Beyond these actions, it’s critical to understand and acknowledge the harmful power dynamics that are the root cause of sexual harassment. Addressing power differentials between men and women that are endemic to supply chains is critical, and one way to do so is to promote more women into managerial roles. Doing so requires concerted efforts both to build women’s skills so that they may qualify as candidates for these positions and to support worker representation and bargaining units so they may better harness their collective power to negotiate better workplace conditions. It’s also essential to create an enabling, equitable environment that addresses stereotypes and unconscious bias and is sensitive to responsibilities outside of work.

But to create meaningful, systemic change in behaviors and policies in the global supply chain, businesses must be held – and hold themselves – accountable. The women who work for them deserve nothing less.

 


About the authors

Genevieve Smith, Project Manager at ICRW Advisors, is a specialist in women’s economic empowerment and leads ICRW’s work to further investigate effective actions to create cultures of positive masculinity in the workplace – which is ongoing with the Center for Equity, Gender & Leadership at Haas School of Business, UC Berkeley. Prior to working for ICRW, Genevieve was a consultant to the U.N. High-level Panel on Women’s Economic Empowerment, where she was a member of the research team that wrote the report “Leave No One Behind: A call to action for gender equality and women’s economic empowerment.” Working with the Haas School of Business at UC Berkeley, she worked with corporate clients, conducted research on private sector efforts to advance women’s empowerment and developed a strategy guide for companies to identify and implement women’s economic empowerment initiatives within their value chains. To learn more about Genevieve, read her full bio here.

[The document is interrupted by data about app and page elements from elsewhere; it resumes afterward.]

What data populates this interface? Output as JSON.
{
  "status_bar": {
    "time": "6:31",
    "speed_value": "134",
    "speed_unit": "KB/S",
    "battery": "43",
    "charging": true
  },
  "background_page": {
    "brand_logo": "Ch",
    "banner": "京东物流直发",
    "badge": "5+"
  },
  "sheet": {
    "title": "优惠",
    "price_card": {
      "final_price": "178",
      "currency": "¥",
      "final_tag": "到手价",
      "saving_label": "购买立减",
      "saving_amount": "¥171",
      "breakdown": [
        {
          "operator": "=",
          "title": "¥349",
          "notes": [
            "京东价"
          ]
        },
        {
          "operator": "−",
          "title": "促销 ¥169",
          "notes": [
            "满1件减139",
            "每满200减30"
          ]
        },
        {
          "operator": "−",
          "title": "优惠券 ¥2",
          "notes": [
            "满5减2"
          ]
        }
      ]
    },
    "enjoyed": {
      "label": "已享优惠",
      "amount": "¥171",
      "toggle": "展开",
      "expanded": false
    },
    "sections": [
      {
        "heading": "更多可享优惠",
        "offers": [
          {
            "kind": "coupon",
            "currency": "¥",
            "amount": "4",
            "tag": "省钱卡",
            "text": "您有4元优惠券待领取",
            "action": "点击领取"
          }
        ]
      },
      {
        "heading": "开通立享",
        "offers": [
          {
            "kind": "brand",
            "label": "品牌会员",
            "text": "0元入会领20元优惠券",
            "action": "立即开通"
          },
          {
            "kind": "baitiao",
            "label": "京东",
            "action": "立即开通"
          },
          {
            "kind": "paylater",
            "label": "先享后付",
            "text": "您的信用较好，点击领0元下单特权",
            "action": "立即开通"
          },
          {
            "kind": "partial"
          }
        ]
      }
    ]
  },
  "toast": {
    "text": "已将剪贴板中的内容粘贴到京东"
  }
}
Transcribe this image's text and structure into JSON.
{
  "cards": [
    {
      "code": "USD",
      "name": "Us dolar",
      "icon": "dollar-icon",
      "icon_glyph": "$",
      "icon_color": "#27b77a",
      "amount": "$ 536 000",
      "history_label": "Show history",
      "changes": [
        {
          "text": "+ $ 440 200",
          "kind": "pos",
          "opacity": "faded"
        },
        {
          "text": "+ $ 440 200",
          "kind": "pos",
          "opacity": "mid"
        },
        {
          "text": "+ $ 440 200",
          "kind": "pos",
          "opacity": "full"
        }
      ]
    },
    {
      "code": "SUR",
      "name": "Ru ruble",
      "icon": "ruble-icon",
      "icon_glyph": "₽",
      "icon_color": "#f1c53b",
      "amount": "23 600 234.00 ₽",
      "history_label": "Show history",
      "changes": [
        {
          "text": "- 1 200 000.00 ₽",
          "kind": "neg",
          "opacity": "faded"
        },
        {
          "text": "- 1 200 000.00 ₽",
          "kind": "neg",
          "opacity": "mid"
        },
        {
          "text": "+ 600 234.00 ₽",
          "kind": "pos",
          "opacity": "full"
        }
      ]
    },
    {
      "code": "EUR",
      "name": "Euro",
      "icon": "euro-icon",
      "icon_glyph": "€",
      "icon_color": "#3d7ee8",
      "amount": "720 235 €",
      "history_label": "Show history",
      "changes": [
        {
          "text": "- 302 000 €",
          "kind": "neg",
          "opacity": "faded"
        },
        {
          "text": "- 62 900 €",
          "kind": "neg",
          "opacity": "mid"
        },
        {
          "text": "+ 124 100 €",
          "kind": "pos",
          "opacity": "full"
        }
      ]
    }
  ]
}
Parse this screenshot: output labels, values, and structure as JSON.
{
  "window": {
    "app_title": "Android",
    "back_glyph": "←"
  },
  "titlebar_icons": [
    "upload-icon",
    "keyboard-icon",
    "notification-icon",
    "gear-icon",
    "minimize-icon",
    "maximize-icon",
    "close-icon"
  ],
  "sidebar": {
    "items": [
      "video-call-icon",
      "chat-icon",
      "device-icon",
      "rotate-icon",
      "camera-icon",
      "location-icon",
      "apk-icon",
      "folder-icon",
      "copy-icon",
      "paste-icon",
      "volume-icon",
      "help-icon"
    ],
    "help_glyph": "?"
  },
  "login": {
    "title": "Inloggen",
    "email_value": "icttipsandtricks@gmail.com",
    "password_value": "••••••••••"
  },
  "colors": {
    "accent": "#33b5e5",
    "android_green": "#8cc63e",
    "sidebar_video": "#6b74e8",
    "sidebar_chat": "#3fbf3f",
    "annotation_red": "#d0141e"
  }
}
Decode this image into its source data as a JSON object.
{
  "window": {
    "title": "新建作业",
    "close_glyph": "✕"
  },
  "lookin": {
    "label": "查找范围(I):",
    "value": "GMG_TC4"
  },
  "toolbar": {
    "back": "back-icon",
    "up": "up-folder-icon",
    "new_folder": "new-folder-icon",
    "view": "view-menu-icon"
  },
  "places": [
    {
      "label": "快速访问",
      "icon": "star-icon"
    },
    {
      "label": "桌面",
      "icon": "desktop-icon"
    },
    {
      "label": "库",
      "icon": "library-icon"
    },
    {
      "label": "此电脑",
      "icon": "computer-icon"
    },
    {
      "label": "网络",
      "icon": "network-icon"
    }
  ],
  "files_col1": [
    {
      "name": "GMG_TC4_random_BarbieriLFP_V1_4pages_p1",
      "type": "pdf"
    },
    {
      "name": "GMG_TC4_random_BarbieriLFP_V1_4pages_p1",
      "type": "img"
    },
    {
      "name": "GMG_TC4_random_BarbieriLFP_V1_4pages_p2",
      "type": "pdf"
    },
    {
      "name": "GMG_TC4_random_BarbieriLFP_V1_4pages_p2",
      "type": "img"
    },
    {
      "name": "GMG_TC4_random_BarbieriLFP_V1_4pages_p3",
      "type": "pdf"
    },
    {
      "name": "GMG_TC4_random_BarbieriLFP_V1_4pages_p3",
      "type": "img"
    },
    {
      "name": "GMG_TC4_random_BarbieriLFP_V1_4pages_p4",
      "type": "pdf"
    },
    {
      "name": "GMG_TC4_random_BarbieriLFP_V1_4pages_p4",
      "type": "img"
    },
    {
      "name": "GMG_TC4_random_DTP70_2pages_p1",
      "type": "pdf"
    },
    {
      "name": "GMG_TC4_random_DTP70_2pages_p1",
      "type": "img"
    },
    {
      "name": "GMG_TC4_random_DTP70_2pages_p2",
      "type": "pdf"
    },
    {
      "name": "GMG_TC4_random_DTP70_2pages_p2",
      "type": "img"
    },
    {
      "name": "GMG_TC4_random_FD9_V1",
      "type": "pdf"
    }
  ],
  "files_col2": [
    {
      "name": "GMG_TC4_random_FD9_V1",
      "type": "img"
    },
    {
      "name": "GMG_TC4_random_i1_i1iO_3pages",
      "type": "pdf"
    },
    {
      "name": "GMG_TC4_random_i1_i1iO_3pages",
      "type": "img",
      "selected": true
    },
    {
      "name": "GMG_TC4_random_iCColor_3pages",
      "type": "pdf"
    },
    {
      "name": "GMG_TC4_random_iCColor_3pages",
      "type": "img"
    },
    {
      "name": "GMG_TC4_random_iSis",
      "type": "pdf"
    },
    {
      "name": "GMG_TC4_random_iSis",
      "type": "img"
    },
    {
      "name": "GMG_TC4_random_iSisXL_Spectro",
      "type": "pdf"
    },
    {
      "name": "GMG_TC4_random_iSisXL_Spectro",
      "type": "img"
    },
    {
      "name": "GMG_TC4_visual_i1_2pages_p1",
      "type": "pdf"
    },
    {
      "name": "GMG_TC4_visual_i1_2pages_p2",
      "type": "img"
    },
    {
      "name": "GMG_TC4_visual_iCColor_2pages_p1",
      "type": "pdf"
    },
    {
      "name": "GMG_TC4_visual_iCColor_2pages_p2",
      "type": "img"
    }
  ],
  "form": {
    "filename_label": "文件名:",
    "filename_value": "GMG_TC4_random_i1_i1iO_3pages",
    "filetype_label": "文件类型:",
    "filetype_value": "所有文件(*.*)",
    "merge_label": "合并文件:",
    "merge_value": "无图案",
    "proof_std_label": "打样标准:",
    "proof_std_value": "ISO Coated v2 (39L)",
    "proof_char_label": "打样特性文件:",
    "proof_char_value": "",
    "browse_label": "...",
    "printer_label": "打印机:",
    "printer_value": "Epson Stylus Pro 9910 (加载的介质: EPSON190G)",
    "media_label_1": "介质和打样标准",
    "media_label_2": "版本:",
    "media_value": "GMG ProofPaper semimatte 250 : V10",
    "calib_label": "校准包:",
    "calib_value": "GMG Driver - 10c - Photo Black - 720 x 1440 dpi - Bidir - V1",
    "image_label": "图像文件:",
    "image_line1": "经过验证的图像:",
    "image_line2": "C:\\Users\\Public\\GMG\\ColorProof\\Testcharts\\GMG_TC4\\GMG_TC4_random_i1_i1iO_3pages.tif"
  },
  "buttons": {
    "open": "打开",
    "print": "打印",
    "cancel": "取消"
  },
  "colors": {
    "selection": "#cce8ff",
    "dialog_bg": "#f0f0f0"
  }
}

Annie S. O’Connor, Senior Consultant at ICRW Advisors, is a specialist in gender and business strategy, with a focus on women’s inclusion in the manufacturing and technology sectors. Prior to working for ICRW, Annie co-wrote the report “Improving Business Performance through Gender Equality: Strategies for the Apparel Supply Chain”  for Levi Strauss & Co. She also served as the Director of Professional Services for Vital Wave, Inc. for nearly five years where she helped inform, shape and implement strategies for global corporations and organizations to advance business and social objectives. While at Vital Wave, she led the team that wrote the report “Transforming Women’s Livelihoods through Mobile Broadband” for Qualcomm Wireless Reach and the GSMA Development Programme. In addition to her work with corporations, Annie has supported a number of community organizations and social enterprises to advance women’s empowerment in Afghanistan, Indonesia, Nicaragua, Mexico and Peru. To learn more about Annie, read her full bio here.

 

Related Articles